---------- Available records ----------

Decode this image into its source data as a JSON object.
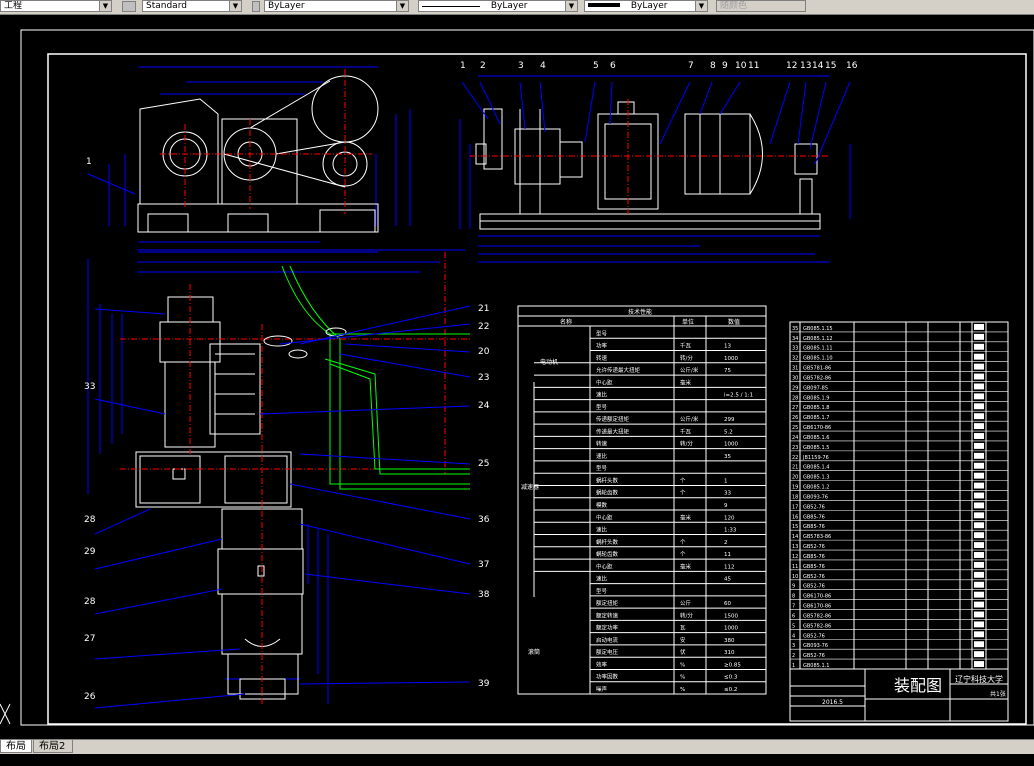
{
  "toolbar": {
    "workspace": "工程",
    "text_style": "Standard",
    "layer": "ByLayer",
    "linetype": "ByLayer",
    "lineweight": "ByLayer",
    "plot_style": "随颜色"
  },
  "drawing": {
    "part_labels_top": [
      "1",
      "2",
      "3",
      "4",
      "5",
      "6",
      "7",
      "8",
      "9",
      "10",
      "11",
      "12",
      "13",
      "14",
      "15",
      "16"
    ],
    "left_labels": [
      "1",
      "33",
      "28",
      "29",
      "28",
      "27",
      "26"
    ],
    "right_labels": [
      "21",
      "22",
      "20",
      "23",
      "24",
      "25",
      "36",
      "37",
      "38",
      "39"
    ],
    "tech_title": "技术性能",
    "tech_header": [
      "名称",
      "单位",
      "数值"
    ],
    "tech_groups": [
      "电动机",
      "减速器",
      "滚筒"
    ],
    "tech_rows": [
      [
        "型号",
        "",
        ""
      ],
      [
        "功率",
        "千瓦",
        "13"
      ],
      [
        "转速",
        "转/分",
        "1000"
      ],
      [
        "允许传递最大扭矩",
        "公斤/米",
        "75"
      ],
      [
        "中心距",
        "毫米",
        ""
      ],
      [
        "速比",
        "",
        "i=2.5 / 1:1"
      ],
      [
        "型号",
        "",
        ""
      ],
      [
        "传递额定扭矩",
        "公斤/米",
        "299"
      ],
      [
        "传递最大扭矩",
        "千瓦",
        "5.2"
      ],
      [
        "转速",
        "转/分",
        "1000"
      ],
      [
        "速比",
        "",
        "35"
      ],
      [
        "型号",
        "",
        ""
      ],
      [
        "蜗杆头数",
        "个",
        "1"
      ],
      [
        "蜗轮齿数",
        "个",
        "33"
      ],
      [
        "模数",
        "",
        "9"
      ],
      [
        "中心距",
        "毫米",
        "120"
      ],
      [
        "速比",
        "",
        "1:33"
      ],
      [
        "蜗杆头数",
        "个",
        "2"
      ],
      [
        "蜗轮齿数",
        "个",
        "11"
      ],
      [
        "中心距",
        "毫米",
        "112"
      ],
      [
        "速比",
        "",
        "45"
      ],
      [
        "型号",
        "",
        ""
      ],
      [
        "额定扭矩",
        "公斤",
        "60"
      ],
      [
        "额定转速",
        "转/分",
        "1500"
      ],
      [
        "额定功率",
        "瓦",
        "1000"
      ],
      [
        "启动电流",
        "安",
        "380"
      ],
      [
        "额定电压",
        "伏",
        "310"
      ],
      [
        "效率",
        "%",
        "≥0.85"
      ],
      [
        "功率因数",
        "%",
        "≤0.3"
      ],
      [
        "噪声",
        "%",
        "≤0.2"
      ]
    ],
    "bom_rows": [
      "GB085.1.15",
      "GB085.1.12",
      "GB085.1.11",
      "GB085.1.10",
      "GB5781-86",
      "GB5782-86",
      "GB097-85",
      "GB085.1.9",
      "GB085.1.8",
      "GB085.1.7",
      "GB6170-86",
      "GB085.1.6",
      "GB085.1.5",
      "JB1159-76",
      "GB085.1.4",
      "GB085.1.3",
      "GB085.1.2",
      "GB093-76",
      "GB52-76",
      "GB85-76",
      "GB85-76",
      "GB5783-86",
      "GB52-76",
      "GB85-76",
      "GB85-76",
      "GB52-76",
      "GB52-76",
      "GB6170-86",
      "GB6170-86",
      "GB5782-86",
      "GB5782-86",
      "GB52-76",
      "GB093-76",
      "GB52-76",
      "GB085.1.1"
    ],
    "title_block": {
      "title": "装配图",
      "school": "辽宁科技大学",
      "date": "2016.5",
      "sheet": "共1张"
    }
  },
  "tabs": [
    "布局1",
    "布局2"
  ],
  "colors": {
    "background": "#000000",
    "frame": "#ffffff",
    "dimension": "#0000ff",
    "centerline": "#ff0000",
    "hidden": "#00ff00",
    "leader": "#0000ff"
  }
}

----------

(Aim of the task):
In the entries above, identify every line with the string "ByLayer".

(Problem solution):
    "layer": "ByLayer",
    "linetype": "ByLayer",
    "lineweight": "ByLayer",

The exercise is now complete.